» Instructions to follow:
Extract each line of the records below that contains the word "recordings".

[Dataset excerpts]
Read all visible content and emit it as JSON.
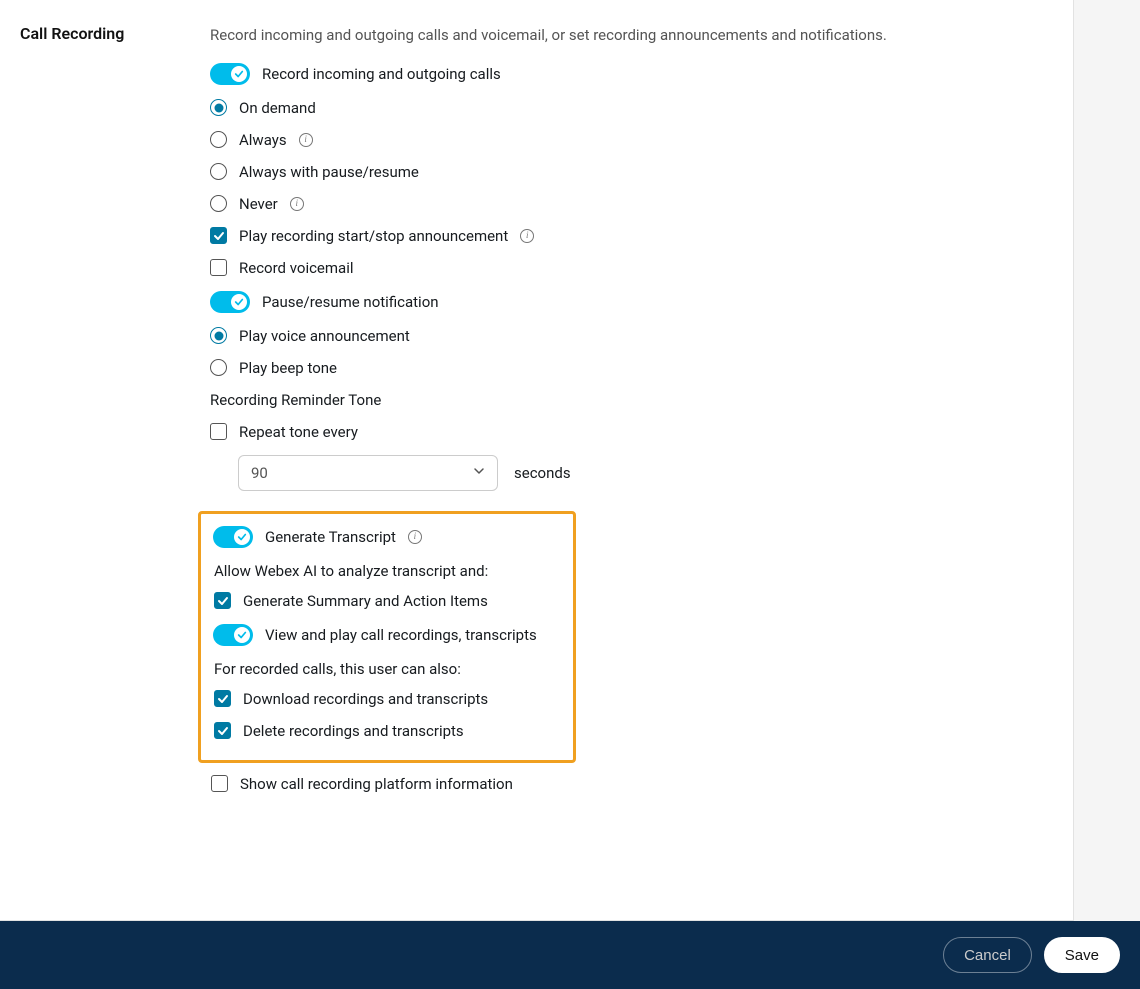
{
  "section_title": "Call Recording",
  "description": "Record incoming and outgoing calls and voicemail, or set recording announcements and notifications.",
  "toggles": {
    "record_calls": "Record incoming and outgoing calls",
    "pause_resume_notification": "Pause/resume notification",
    "generate_transcript": "Generate Transcript",
    "view_play": "View and play call recordings, transcripts"
  },
  "radios": {
    "record_modes": {
      "on_demand": "On demand",
      "always": "Always",
      "always_pause_resume": "Always with pause/resume",
      "never": "Never"
    },
    "notification_modes": {
      "voice_announcement": "Play voice announcement",
      "beep_tone": "Play beep tone"
    }
  },
  "checkboxes": {
    "play_start_stop": "Play recording start/stop announcement",
    "record_voicemail": "Record voicemail",
    "repeat_tone": "Repeat tone every",
    "generate_summary": "Generate Summary and Action Items",
    "download_rt": "Download recordings and transcripts",
    "delete_rt": "Delete recordings and transcripts",
    "show_platform": "Show call recording platform information"
  },
  "labels": {
    "recording_reminder_tone": "Recording Reminder Tone",
    "seconds_unit": "seconds",
    "select_value": "90",
    "allow_ai": "Allow Webex AI to analyze transcript and:",
    "for_recorded_calls": "For recorded calls, this user can also:"
  },
  "footer": {
    "cancel": "Cancel",
    "save": "Save"
  }
}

» Final answer:
    "view_play": "View and play call recordings, transcripts"
    "download_rt": "Download recordings and transcripts",
    "delete_rt": "Delete recordings and transcripts",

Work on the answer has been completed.